D R G <grimesd2@gmail.com> wrote in message <ea631802c9414e7898323561e21842bf@googlegroups.com>... > > On Tuesday, April 9, 2013 2:15:07 PM UTC+1, Torsten wrote: > > D R G <grimesd2@gmail.com> wrote in message <5c50216110e948639e7657617f33fb35@googlegroups.com>... > > > > > Yes, that is what I want to solve; however, the case you're referring to is I believe the trivial case; we have already solved for when k = 0, and got a nontrivial solution. As K is small, this will be close to it and there will be non zero solutions. > > > > > > > > > > Regards > > > > > > > > > > DRG > > > > > > > > > > > > > No, y=0 is the only solution that satisfies your differential equation together with the two boundary conditions  also for the case K and/or J not equal to 0. > > > > You will have to change the boundary conditions to get a solution different from y=0. > > > > > > > > Best wishes > > > > Torsten. > > Hmm.. that is quite unexpected! Alright, so can we extend this for the case > > C(RN) = 0 > dC/dr (RN) =! 0 ? > > Thanks in advance > > DRG
In the case dC/dr (RN) not equal to 0 you will get a nontrivial solution.
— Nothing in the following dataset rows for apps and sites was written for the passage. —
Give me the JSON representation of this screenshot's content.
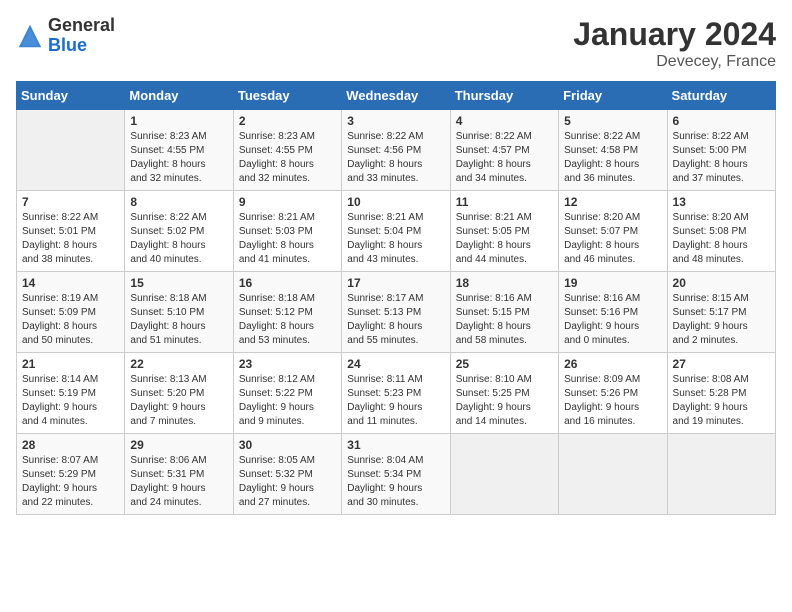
{
  "header": {
    "logo_general": "General",
    "logo_blue": "Blue",
    "month": "January 2024",
    "location": "Devecey, France"
  },
  "weekdays": [
    "Sunday",
    "Monday",
    "Tuesday",
    "Wednesday",
    "Thursday",
    "Friday",
    "Saturday"
  ],
  "weeks": [
    [
      {
        "day": "",
        "info": ""
      },
      {
        "day": "1",
        "info": "Sunrise: 8:23 AM\nSunset: 4:55 PM\nDaylight: 8 hours\nand 32 minutes."
      },
      {
        "day": "2",
        "info": "Sunrise: 8:23 AM\nSunset: 4:55 PM\nDaylight: 8 hours\nand 32 minutes."
      },
      {
        "day": "3",
        "info": "Sunrise: 8:22 AM\nSunset: 4:56 PM\nDaylight: 8 hours\nand 33 minutes."
      },
      {
        "day": "4",
        "info": "Sunrise: 8:22 AM\nSunset: 4:57 PM\nDaylight: 8 hours\nand 34 minutes."
      },
      {
        "day": "5",
        "info": "Sunrise: 8:22 AM\nSunset: 4:58 PM\nDaylight: 8 hours\nand 36 minutes."
      },
      {
        "day": "6",
        "info": "Sunrise: 8:22 AM\nSunset: 5:00 PM\nDaylight: 8 hours\nand 37 minutes."
      }
    ],
    [
      {
        "day": "7",
        "info": "Sunrise: 8:22 AM\nSunset: 5:01 PM\nDaylight: 8 hours\nand 38 minutes."
      },
      {
        "day": "8",
        "info": "Sunrise: 8:22 AM\nSunset: 5:02 PM\nDaylight: 8 hours\nand 40 minutes."
      },
      {
        "day": "9",
        "info": "Sunrise: 8:21 AM\nSunset: 5:03 PM\nDaylight: 8 hours\nand 41 minutes."
      },
      {
        "day": "10",
        "info": "Sunrise: 8:21 AM\nSunset: 5:04 PM\nDaylight: 8 hours\nand 43 minutes."
      },
      {
        "day": "11",
        "info": "Sunrise: 8:21 AM\nSunset: 5:05 PM\nDaylight: 8 hours\nand 44 minutes."
      },
      {
        "day": "12",
        "info": "Sunrise: 8:20 AM\nSunset: 5:07 PM\nDaylight: 8 hours\nand 46 minutes."
      },
      {
        "day": "13",
        "info": "Sunrise: 8:20 AM\nSunset: 5:08 PM\nDaylight: 8 hours\nand 48 minutes."
      }
    ],
    [
      {
        "day": "14",
        "info": "Sunrise: 8:19 AM\nSunset: 5:09 PM\nDaylight: 8 hours\nand 50 minutes."
      },
      {
        "day": "15",
        "info": "Sunrise: 8:18 AM\nSunset: 5:10 PM\nDaylight: 8 hours\nand 51 minutes."
      },
      {
        "day": "16",
        "info": "Sunrise: 8:18 AM\nSunset: 5:12 PM\nDaylight: 8 hours\nand 53 minutes."
      },
      {
        "day": "17",
        "info": "Sunrise: 8:17 AM\nSunset: 5:13 PM\nDaylight: 8 hours\nand 55 minutes."
      },
      {
        "day": "18",
        "info": "Sunrise: 8:16 AM\nSunset: 5:15 PM\nDaylight: 8 hours\nand 58 minutes."
      },
      {
        "day": "19",
        "info": "Sunrise: 8:16 AM\nSunset: 5:16 PM\nDaylight: 9 hours\nand 0 minutes."
      },
      {
        "day": "20",
        "info": "Sunrise: 8:15 AM\nSunset: 5:17 PM\nDaylight: 9 hours\nand 2 minutes."
      }
    ],
    [
      {
        "day": "21",
        "info": "Sunrise: 8:14 AM\nSunset: 5:19 PM\nDaylight: 9 hours\nand 4 minutes."
      },
      {
        "day": "22",
        "info": "Sunrise: 8:13 AM\nSunset: 5:20 PM\nDaylight: 9 hours\nand 7 minutes."
      },
      {
        "day": "23",
        "info": "Sunrise: 8:12 AM\nSunset: 5:22 PM\nDaylight: 9 hours\nand 9 minutes."
      },
      {
        "day": "24",
        "info": "Sunrise: 8:11 AM\nSunset: 5:23 PM\nDaylight: 9 hours\nand 11 minutes."
      },
      {
        "day": "25",
        "info": "Sunrise: 8:10 AM\nSunset: 5:25 PM\nDaylight: 9 hours\nand 14 minutes."
      },
      {
        "day": "26",
        "info": "Sunrise: 8:09 AM\nSunset: 5:26 PM\nDaylight: 9 hours\nand 16 minutes."
      },
      {
        "day": "27",
        "info": "Sunrise: 8:08 AM\nSunset: 5:28 PM\nDaylight: 9 hours\nand 19 minutes."
      }
    ],
    [
      {
        "day": "28",
        "info": "Sunrise: 8:07 AM\nSunset: 5:29 PM\nDaylight: 9 hours\nand 22 minutes."
      },
      {
        "day": "29",
        "info": "Sunrise: 8:06 AM\nSunset: 5:31 PM\nDaylight: 9 hours\nand 24 minutes."
      },
      {
        "day": "30",
        "info": "Sunrise: 8:05 AM\nSunset: 5:32 PM\nDaylight: 9 hours\nand 27 minutes."
      },
      {
        "day": "31",
        "info": "Sunrise: 8:04 AM\nSunset: 5:34 PM\nDaylight: 9 hours\nand 30 minutes."
      },
      {
        "day": "",
        "info": ""
      },
      {
        "day": "",
        "info": ""
      },
      {
        "day": "",
        "info": ""
      }
    ]
  ]
}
When you use ODE45 to solve, just interpret the time variable as the space variable:
dX(1) = X(2) dX(2) = J*X(1)/(X(1) + K)  2/t*X(2)
Usually stationary secondorder ODEs are boundary value problems  i.e. one boundary condition is given at RN and the second at RO. Are you sure the physics of your problem leads to two boundary conditions at RN ?
Best wishes Torsten.